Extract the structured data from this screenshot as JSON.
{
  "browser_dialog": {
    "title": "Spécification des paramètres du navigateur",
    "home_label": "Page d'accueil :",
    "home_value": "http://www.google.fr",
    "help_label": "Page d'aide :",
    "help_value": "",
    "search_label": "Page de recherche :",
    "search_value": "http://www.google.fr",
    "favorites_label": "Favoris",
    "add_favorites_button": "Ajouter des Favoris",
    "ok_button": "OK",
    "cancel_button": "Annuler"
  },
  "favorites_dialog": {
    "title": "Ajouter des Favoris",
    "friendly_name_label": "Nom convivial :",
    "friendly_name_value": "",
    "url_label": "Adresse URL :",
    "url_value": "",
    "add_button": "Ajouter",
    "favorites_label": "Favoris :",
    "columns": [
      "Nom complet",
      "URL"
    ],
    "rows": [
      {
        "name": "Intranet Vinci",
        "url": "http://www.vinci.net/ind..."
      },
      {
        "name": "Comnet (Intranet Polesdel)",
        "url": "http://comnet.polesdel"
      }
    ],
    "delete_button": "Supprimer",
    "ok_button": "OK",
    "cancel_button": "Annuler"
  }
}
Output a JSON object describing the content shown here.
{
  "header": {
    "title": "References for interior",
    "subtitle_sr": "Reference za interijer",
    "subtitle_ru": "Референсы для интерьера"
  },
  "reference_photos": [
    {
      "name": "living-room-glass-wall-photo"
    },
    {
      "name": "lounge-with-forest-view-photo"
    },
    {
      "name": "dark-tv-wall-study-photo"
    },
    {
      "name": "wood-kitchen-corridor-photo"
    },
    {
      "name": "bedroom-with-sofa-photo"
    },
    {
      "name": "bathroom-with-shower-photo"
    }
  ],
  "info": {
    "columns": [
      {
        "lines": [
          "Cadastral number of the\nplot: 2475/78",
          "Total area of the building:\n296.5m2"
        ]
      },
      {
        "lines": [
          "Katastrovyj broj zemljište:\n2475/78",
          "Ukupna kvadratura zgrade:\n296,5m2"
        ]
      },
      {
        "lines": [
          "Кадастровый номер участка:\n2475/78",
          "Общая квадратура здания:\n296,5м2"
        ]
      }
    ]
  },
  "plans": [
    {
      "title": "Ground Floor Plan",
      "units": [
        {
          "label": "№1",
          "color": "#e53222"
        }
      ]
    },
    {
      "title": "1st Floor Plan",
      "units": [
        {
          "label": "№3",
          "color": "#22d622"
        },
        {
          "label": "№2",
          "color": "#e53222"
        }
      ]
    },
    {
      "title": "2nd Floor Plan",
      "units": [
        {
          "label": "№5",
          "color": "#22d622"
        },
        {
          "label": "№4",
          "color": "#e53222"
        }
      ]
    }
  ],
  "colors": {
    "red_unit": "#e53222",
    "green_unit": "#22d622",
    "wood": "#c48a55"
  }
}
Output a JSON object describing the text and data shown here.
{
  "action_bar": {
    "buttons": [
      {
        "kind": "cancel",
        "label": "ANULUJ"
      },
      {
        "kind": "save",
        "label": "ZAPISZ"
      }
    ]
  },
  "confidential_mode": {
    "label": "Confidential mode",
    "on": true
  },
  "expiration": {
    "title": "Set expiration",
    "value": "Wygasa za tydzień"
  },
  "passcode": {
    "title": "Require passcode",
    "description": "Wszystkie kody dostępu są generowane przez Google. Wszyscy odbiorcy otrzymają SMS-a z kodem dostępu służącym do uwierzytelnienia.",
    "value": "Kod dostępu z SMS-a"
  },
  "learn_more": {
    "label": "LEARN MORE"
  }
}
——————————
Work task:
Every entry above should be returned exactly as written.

Response to the task:
Extract the structured data from this screenshot as JSON.
{
  "browser_dialog": {
    "title": "Spécification des paramètres du navigateur",
    "home_label": "Page d'accueil :",
    "home_value": "http://www.google.fr",
    "help_label": "Page d'aide :",
    "help_value": "",
    "search_label": "Page de recherche :",
    "search_value": "http://www.google.fr",
    "favorites_label": "Favoris",
    "add_favorites_button": "Ajouter des Favoris",
    "ok_button": "OK",
    "cancel_button": "Annuler"
  },
  "favorites_dialog": {
    "title": "Ajouter des Favoris",
    "friendly_name_label": "Nom convivial :",
    "friendly_name_value": "",
    "url_label": "Adresse URL :",
    "url_value": "",
    "add_button": "Ajouter",
    "favorites_label": "Favoris :",
    "columns": [
      "Nom complet",
      "URL"
    ],
    "rows": [
      {
        "name": "Intranet Vinci",
        "url": "http://www.vinci.net/ind..."
      },
      {
        "name": "Comnet (Intranet Polesdel)",
        "url": "http://comnet.polesdel"
      }
    ],
    "delete_button": "Supprimer",
    "ok_button": "OK",
    "cancel_button": "Annuler"
  }
}
Output a JSON object describing the content shown here.
{
  "header": {
    "title": "References for interior",
    "subtitle_sr": "Reference za interijer",
    "subtitle_ru": "Референсы для интерьера"
  },
  "reference_photos": [
    {
      "name": "living-room-glass-wall-photo"
    },
    {
      "name": "lounge-with-forest-view-photo"
    },
    {
      "name": "dark-tv-wall-study-photo"
    },
    {
      "name": "wood-kitchen-corridor-photo"
    },
    {
      "name": "bedroom-with-sofa-photo"
    },
    {
      "name": "bathroom-with-shower-photo"
    }
  ],
  "info": {
    "columns": [
      {
        "lines": [
          "Cadastral number of the\nplot: 2475/78",
          "Total area of the building:\n296.5m2"
        ]
      },
      {
        "lines": [
          "Katastrovyj broj zemljište:\n2475/78",
          "Ukupna kvadratura zgrade:\n296,5m2"
        ]
      },
      {
        "lines": [
          "Кадастровый номер участка:\n2475/78",
          "Общая квадратура здания:\n296,5м2"
        ]
      }
    ]
  },
  "plans": [
    {
      "title": "Ground Floor Plan",
      "units": [
        {
          "label": "№1",
          "color": "#e53222"
        }
      ]
    },
    {
      "title": "1st Floor Plan",
      "units": [
        {
          "label": "№3",
          "color": "#22d622"
        },
        {
          "label": "№2",
          "color": "#e53222"
        }
      ]
    },
    {
      "title": "2nd Floor Plan",
      "units": [
        {
          "label": "№5",
          "color": "#22d622"
        },
        {
          "label": "№4",
          "color": "#e53222"
        }
      ]
    }
  ],
  "colors": {
    "red_unit": "#e53222",
    "green_unit": "#22d622",
    "wood": "#c48a55"
  }
}
Output a JSON object describing the text and data shown here.
{
  "action_bar": {
    "buttons": [
      {
        "kind": "cancel",
        "label": "ANULUJ"
      },
      {
        "kind": "save",
        "label": "ZAPISZ"
      }
    ]
  },
  "confidential_mode": {
    "label": "Confidential mode",
    "on": true
  },
  "expiration": {
    "title": "Set expiration",
    "value": "Wygasa za tydzień"
  },
  "passcode": {
    "title": "Require passcode",
    "description": "Wszystkie kody dostępu są generowane przez Google. Wszyscy odbiorcy otrzymają SMS-a z kodem dostępu służącym do uwierzytelnienia.",
    "value": "Kod dostępu z SMS-a"
  },
  "learn_more": {
    "label": "LEARN MORE"
  }
}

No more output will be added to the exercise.